Dataset records:
--
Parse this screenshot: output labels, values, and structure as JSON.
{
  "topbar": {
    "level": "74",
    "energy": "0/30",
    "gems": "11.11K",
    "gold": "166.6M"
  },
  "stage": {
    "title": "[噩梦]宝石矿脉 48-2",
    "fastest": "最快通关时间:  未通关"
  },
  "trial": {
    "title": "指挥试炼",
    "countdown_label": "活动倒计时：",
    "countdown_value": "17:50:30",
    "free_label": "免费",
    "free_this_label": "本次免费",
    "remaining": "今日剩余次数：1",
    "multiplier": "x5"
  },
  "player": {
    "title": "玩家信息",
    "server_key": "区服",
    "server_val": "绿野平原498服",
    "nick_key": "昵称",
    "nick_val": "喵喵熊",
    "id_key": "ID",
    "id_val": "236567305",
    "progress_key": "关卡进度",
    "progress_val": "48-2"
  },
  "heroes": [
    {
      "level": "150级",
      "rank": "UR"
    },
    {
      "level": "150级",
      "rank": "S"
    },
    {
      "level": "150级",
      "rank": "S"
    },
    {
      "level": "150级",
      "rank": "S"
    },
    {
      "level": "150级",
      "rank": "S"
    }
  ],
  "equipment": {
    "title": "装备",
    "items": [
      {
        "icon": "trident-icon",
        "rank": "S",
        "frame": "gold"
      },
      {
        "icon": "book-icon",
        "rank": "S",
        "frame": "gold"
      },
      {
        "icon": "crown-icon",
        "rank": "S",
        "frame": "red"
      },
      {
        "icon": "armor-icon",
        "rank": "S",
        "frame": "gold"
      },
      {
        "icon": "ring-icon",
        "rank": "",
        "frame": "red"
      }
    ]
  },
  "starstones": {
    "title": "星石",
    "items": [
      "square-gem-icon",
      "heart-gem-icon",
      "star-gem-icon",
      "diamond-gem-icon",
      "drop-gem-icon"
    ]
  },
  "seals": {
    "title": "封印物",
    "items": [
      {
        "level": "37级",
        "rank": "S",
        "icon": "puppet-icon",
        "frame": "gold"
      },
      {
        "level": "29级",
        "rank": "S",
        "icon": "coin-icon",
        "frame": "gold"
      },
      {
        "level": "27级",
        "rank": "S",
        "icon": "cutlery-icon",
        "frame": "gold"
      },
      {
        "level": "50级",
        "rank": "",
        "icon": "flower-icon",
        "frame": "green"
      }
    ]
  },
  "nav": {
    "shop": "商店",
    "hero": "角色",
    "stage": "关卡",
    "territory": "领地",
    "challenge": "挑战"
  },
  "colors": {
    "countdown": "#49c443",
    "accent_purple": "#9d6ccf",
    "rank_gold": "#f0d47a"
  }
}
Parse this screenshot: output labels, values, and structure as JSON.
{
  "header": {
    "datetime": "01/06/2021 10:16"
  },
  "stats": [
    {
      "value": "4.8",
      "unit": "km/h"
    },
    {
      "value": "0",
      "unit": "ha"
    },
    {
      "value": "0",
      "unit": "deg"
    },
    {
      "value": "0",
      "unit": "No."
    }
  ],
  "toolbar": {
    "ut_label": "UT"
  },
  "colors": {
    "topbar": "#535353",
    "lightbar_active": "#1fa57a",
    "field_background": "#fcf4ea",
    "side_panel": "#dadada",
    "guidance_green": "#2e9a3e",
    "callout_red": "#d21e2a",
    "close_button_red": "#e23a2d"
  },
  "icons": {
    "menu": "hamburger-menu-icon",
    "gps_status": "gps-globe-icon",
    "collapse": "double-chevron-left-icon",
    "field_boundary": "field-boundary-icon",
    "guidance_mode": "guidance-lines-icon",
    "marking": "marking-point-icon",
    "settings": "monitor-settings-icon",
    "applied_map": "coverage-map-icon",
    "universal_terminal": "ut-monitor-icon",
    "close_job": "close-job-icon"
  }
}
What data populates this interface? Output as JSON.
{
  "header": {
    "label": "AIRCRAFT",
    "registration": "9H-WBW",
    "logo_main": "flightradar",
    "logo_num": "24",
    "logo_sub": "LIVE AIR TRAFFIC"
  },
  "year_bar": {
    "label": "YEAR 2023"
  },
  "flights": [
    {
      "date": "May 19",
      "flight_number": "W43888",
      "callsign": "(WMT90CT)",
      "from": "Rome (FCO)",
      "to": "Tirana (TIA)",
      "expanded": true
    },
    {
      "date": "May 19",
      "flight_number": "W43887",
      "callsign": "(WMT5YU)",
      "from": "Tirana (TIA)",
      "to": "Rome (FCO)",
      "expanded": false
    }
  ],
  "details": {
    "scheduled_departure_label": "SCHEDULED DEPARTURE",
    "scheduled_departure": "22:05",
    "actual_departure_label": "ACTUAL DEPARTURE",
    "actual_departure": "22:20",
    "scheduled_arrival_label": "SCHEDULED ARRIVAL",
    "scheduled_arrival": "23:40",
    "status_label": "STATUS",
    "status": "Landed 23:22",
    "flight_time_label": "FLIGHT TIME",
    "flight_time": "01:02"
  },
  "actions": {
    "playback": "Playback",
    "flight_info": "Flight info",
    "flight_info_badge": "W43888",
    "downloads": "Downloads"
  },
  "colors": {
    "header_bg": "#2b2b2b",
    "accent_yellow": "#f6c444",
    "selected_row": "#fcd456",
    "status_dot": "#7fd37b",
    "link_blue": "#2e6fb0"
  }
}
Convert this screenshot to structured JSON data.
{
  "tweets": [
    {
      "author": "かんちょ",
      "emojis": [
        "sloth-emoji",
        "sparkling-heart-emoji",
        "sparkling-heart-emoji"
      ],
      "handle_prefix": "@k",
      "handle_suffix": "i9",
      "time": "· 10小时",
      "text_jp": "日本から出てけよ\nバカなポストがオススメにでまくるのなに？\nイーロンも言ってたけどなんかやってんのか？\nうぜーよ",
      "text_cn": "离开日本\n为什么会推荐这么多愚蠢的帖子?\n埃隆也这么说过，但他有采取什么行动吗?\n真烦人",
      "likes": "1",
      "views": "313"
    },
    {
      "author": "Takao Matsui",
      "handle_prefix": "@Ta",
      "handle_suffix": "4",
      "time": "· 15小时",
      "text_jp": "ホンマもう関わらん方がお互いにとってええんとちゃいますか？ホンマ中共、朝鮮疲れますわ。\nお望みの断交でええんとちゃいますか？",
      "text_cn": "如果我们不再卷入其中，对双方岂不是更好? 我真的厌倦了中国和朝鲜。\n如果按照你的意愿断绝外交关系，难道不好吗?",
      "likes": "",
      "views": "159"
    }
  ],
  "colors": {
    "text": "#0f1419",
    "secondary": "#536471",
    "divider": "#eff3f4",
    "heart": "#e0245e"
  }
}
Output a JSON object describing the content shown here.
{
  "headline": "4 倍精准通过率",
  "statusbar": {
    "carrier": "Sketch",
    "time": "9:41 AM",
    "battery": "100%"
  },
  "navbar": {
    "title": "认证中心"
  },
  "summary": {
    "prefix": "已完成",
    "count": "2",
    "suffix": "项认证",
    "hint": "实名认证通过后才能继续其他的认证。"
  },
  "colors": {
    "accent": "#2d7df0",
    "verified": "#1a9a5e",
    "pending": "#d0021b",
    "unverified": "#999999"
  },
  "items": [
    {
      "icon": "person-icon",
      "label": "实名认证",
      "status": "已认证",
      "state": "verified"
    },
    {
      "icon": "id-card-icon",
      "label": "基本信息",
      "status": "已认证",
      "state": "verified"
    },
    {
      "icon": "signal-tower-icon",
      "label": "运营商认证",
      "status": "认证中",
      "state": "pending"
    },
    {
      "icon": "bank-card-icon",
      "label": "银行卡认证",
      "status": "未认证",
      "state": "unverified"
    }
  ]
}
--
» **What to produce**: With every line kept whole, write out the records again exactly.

» **Response to this task**:
Parse this screenshot: output labels, values, and structure as JSON.
{
  "topbar": {
    "level": "74",
    "energy": "0/30",
    "gems": "11.11K",
    "gold": "166.6M"
  },
  "stage": {
    "title": "[噩梦]宝石矿脉 48-2",
    "fastest": "最快通关时间:  未通关"
  },
  "trial": {
    "title": "指挥试炼",
    "countdown_label": "活动倒计时：",
    "countdown_value": "17:50:30",
    "free_label": "免费",
    "free_this_label": "本次免费",
    "remaining": "今日剩余次数：1",
    "multiplier": "x5"
  },
  "player": {
    "title": "玩家信息",
    "server_key": "区服",
    "server_val": "绿野平原498服",
    "nick_key": "昵称",
    "nick_val": "喵喵熊",
    "id_key": "ID",
    "id_val": "236567305",
    "progress_key": "关卡进度",
    "progress_val": "48-2"
  },
  "heroes": [
    {
      "level": "150级",
      "rank": "UR"
    },
    {
      "level": "150级",
      "rank": "S"
    },
    {
      "level": "150级",
      "rank": "S"
    },
    {
      "level": "150级",
      "rank": "S"
    },
    {
      "level": "150级",
      "rank": "S"
    }
  ],
  "equipment": {
    "title": "装备",
    "items": [
      {
        "icon": "trident-icon",
        "rank": "S",
        "frame": "gold"
      },
      {
        "icon": "book-icon",
        "rank": "S",
        "frame": "gold"
      },
      {
        "icon": "crown-icon",
        "rank": "S",
        "frame": "red"
      },
      {
        "icon": "armor-icon",
        "rank": "S",
        "frame": "gold"
      },
      {
        "icon": "ring-icon",
        "rank": "",
        "frame": "red"
      }
    ]
  },
  "starstones": {
    "title": "星石",
    "items": [
      "square-gem-icon",
      "heart-gem-icon",
      "star-gem-icon",
      "diamond-gem-icon",
      "drop-gem-icon"
    ]
  },
  "seals": {
    "title": "封印物",
    "items": [
      {
        "level": "37级",
        "rank": "S",
        "icon": "puppet-icon",
        "frame": "gold"
      },
      {
        "level": "29级",
        "rank": "S",
        "icon": "coin-icon",
        "frame": "gold"
      },
      {
        "level": "27级",
        "rank": "S",
        "icon": "cutlery-icon",
        "frame": "gold"
      },
      {
        "level": "50级",
        "rank": "",
        "icon": "flower-icon",
        "frame": "green"
      }
    ]
  },
  "nav": {
    "shop": "商店",
    "hero": "角色",
    "stage": "关卡",
    "territory": "领地",
    "challenge": "挑战"
  },
  "colors": {
    "countdown": "#49c443",
    "accent_purple": "#9d6ccf",
    "rank_gold": "#f0d47a"
  }
}
Parse this screenshot: output labels, values, and structure as JSON.
{
  "header": {
    "datetime": "01/06/2021 10:16"
  },
  "stats": [
    {
      "value": "4.8",
      "unit": "km/h"
    },
    {
      "value": "0",
      "unit": "ha"
    },
    {
      "value": "0",
      "unit": "deg"
    },
    {
      "value": "0",
      "unit": "No."
    }
  ],
  "toolbar": {
    "ut_label": "UT"
  },
  "colors": {
    "topbar": "#535353",
    "lightbar_active": "#1fa57a",
    "field_background": "#fcf4ea",
    "side_panel": "#dadada",
    "guidance_green": "#2e9a3e",
    "callout_red": "#d21e2a",
    "close_button_red": "#e23a2d"
  },
  "icons": {
    "menu": "hamburger-menu-icon",
    "gps_status": "gps-globe-icon",
    "collapse": "double-chevron-left-icon",
    "field_boundary": "field-boundary-icon",
    "guidance_mode": "guidance-lines-icon",
    "marking": "marking-point-icon",
    "settings": "monitor-settings-icon",
    "applied_map": "coverage-map-icon",
    "universal_terminal": "ut-monitor-icon",
    "close_job": "close-job-icon"
  }
}
What data populates this interface? Output as JSON.
{
  "header": {
    "label": "AIRCRAFT",
    "registration": "9H-WBW",
    "logo_main": "flightradar",
    "logo_num": "24",
    "logo_sub": "LIVE AIR TRAFFIC"
  },
  "year_bar": {
    "label": "YEAR 2023"
  },
  "flights": [
    {
      "date": "May 19",
      "flight_number": "W43888",
      "callsign": "(WMT90CT)",
      "from": "Rome (FCO)",
      "to": "Tirana (TIA)",
      "expanded": true
    },
    {
      "date": "May 19",
      "flight_number": "W43887",
      "callsign": "(WMT5YU)",
      "from": "Tirana (TIA)",
      "to": "Rome (FCO)",
      "expanded": false
    }
  ],
  "details": {
    "scheduled_departure_label": "SCHEDULED DEPARTURE",
    "scheduled_departure": "22:05",
    "actual_departure_label": "ACTUAL DEPARTURE",
    "actual_departure": "22:20",
    "scheduled_arrival_label": "SCHEDULED ARRIVAL",
    "scheduled_arrival": "23:40",
    "status_label": "STATUS",
    "status": "Landed 23:22",
    "flight_time_label": "FLIGHT TIME",
    "flight_time": "01:02"
  },
  "actions": {
    "playback": "Playback",
    "flight_info": "Flight info",
    "flight_info_badge": "W43888",
    "downloads": "Downloads"
  },
  "colors": {
    "header_bg": "#2b2b2b",
    "accent_yellow": "#f6c444",
    "selected_row": "#fcd456",
    "status_dot": "#7fd37b",
    "link_blue": "#2e6fb0"
  }
}
Convert this screenshot to structured JSON data.
{
  "tweets": [
    {
      "author": "かんちょ",
      "emojis": [
        "sloth-emoji",
        "sparkling-heart-emoji",
        "sparkling-heart-emoji"
      ],
      "handle_prefix": "@k",
      "handle_suffix": "i9",
      "time": "· 10小时",
      "text_jp": "日本から出てけよ\nバカなポストがオススメにでまくるのなに？\nイーロンも言ってたけどなんかやってんのか？\nうぜーよ",
      "text_cn": "离开日本\n为什么会推荐这么多愚蠢的帖子?\n埃隆也这么说过，但他有采取什么行动吗?\n真烦人",
      "likes": "1",
      "views": "313"
    },
    {
      "author": "Takao Matsui",
      "handle_prefix": "@Ta",
      "handle_suffix": "4",
      "time": "· 15小时",
      "text_jp": "ホンマもう関わらん方がお互いにとってええんとちゃいますか？ホンマ中共、朝鮮疲れますわ。\nお望みの断交でええんとちゃいますか？",
      "text_cn": "如果我们不再卷入其中，对双方岂不是更好? 我真的厌倦了中国和朝鲜。\n如果按照你的意愿断绝外交关系，难道不好吗?",
      "likes": "",
      "views": "159"
    }
  ],
  "colors": {
    "text": "#0f1419",
    "secondary": "#536471",
    "divider": "#eff3f4",
    "heart": "#e0245e"
  }
}
Output a JSON object describing the content shown here.
{
  "headline": "4 倍精准通过率",
  "statusbar": {
    "carrier": "Sketch",
    "time": "9:41 AM",
    "battery": "100%"
  },
  "navbar": {
    "title": "认证中心"
  },
  "summary": {
    "prefix": "已完成",
    "count": "2",
    "suffix": "项认证",
    "hint": "实名认证通过后才能继续其他的认证。"
  },
  "colors": {
    "accent": "#2d7df0",
    "verified": "#1a9a5e",
    "pending": "#d0021b",
    "unverified": "#999999"
  },
  "items": [
    {
      "icon": "person-icon",
      "label": "实名认证",
      "status": "已认证",
      "state": "verified"
    },
    {
      "icon": "id-card-icon",
      "label": "基本信息",
      "status": "已认证",
      "state": "verified"
    },
    {
      "icon": "signal-tower-icon",
      "label": "运营商认证",
      "status": "认证中",
      "state": "pending"
    },
    {
      "icon": "bank-card-icon",
      "label": "银行卡认证",
      "status": "未认证",
      "state": "unverified"
    }
  ]
}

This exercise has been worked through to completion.